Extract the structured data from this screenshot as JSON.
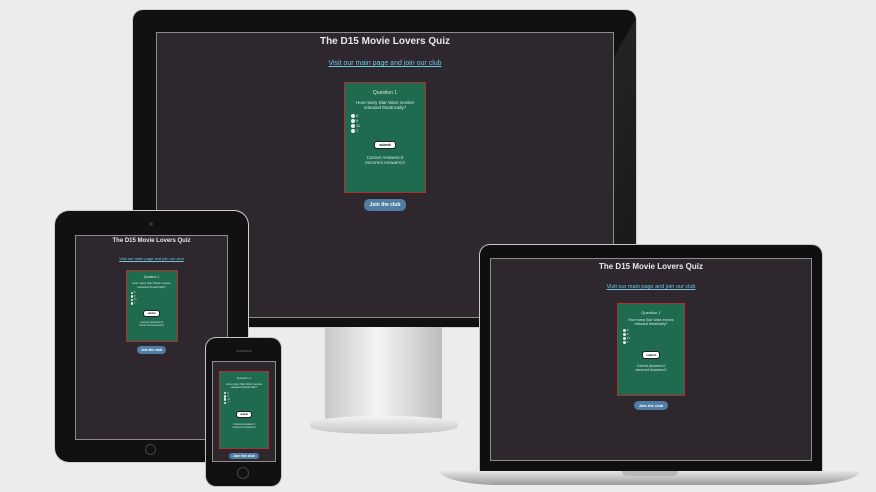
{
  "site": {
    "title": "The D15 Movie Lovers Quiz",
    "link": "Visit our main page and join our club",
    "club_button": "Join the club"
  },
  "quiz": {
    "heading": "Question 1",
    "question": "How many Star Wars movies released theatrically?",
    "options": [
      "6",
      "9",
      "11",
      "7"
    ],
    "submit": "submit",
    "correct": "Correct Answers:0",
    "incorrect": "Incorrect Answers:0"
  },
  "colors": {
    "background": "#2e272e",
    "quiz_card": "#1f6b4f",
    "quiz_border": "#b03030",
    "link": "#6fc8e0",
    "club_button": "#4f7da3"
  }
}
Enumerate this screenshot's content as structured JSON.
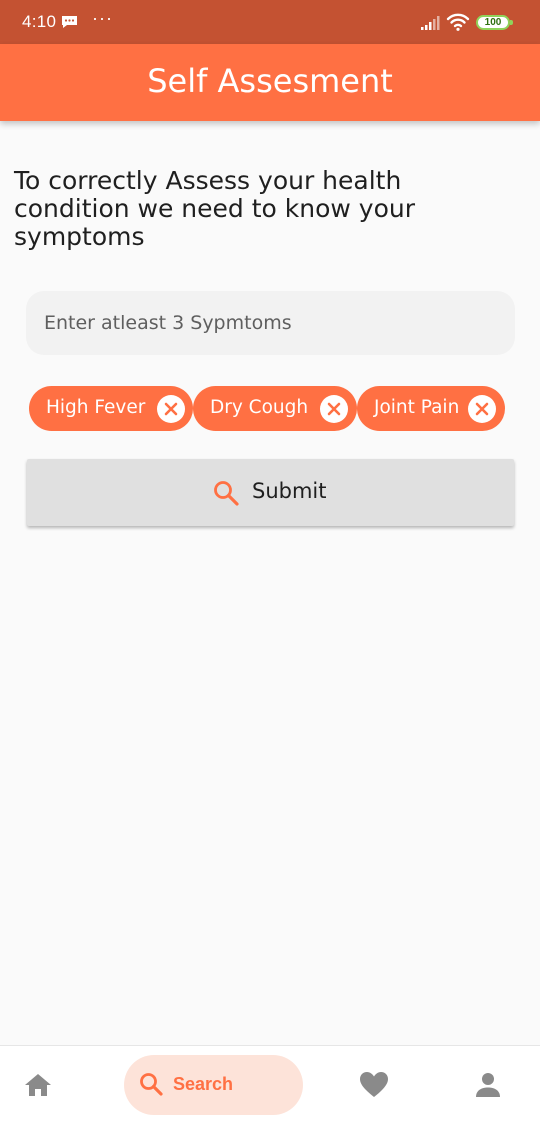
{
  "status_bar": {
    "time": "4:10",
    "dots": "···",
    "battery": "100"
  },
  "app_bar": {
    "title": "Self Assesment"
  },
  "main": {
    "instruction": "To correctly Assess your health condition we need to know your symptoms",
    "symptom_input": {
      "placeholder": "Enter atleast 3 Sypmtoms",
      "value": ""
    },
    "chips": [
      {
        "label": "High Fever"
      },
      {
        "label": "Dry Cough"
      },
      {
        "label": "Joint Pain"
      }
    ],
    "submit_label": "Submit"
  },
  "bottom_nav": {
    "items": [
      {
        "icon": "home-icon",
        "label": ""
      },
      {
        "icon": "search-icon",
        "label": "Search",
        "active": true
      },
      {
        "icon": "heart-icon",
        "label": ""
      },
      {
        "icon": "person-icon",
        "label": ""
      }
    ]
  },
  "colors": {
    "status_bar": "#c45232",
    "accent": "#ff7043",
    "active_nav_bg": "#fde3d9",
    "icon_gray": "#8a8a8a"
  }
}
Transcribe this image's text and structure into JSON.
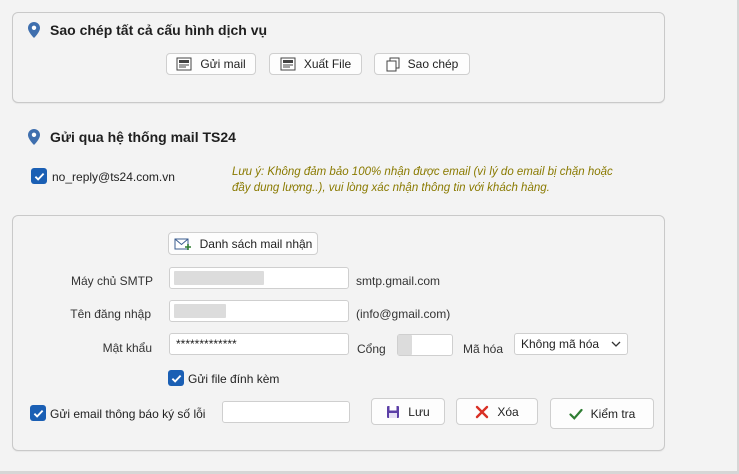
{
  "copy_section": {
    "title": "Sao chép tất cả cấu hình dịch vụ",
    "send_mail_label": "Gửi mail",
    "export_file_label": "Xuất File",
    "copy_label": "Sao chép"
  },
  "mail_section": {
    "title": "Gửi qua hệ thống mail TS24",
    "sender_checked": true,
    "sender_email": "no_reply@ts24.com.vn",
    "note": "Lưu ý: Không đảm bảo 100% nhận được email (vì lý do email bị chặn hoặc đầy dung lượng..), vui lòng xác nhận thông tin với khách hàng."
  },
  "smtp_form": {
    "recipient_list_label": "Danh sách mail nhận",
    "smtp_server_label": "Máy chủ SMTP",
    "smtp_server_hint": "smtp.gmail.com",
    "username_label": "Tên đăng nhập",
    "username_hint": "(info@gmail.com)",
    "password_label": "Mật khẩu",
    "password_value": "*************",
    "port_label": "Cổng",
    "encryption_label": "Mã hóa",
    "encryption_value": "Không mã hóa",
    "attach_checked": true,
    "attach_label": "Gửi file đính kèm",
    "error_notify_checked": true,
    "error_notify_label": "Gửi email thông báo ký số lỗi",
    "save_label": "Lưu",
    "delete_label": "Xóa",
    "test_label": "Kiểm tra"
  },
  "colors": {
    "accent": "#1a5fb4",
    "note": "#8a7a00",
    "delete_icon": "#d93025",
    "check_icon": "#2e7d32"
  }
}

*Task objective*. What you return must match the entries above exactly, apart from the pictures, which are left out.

*Answer to the problem*.
Extract the structured data from this screenshot as JSON.
{
  "site": {
    "title": "The D15 Movie Lovers Quiz",
    "link": "Visit our main page and join our club",
    "club_button": "Join the club"
  },
  "quiz": {
    "heading": "Question 1",
    "question": "How many Star Wars movies released theatrically?",
    "options": [
      "6",
      "9",
      "11",
      "7"
    ],
    "submit": "submit",
    "correct": "Correct Answers:0",
    "incorrect": "Incorrect Answers:0"
  },
  "colors": {
    "background": "#2e272e",
    "quiz_card": "#1f6b4f",
    "quiz_border": "#b03030",
    "link": "#6fc8e0",
    "club_button": "#4f7da3"
  }
}
Enumerate this screenshot's content as structured JSON.
{
  "status_bar": {
    "time": "4:10",
    "dots": "···",
    "battery": "100"
  },
  "app_bar": {
    "title": "Self Assesment"
  },
  "main": {
    "instruction": "To correctly Assess your health condition we need to know your symptoms",
    "symptom_input": {
      "placeholder": "Enter atleast 3 Sypmtoms",
      "value": ""
    },
    "chips": [
      {
        "label": "High Fever"
      },
      {
        "label": "Dry Cough"
      },
      {
        "label": "Joint Pain"
      }
    ],
    "submit_label": "Submit"
  },
  "bottom_nav": {
    "items": [
      {
        "icon": "home-icon",
        "label": ""
      },
      {
        "icon": "search-icon",
        "label": "Search",
        "active": true
      },
      {
        "icon": "heart-icon",
        "label": ""
      },
      {
        "icon": "person-icon",
        "label": ""
      }
    ]
  },
  "colors": {
    "status_bar": "#c45232",
    "accent": "#ff7043",
    "active_nav_bg": "#fde3d9",
    "icon_gray": "#8a8a8a"
  }
}
Transcribe this image's text and structure into JSON.
{
  "copy_section": {
    "title": "Sao chép tất cả cấu hình dịch vụ",
    "send_mail_label": "Gửi mail",
    "export_file_label": "Xuất File",
    "copy_label": "Sao chép"
  },
  "mail_section": {
    "title": "Gửi qua hệ thống mail TS24",
    "sender_checked": true,
    "sender_email": "no_reply@ts24.com.vn",
    "note": "Lưu ý: Không đảm bảo 100% nhận được email (vì lý do email bị chặn hoặc đầy dung lượng..), vui lòng xác nhận thông tin với khách hàng."
  },
  "smtp_form": {
    "recipient_list_label": "Danh sách mail nhận",
    "smtp_server_label": "Máy chủ SMTP",
    "smtp_server_hint": "smtp.gmail.com",
    "username_label": "Tên đăng nhập",
    "username_hint": "(info@gmail.com)",
    "password_label": "Mật khẩu",
    "password_value": "*************",
    "port_label": "Cổng",
    "encryption_label": "Mã hóa",
    "encryption_value": "Không mã hóa",
    "attach_checked": true,
    "attach_label": "Gửi file đính kèm",
    "error_notify_checked": true,
    "error_notify_label": "Gửi email thông báo ký số lỗi",
    "save_label": "Lưu",
    "delete_label": "Xóa",
    "test_label": "Kiểm tra"
  },
  "colors": {
    "accent": "#1a5fb4",
    "note": "#8a7a00",
    "delete_icon": "#d93025",
    "check_icon": "#2e7d32"
  }
}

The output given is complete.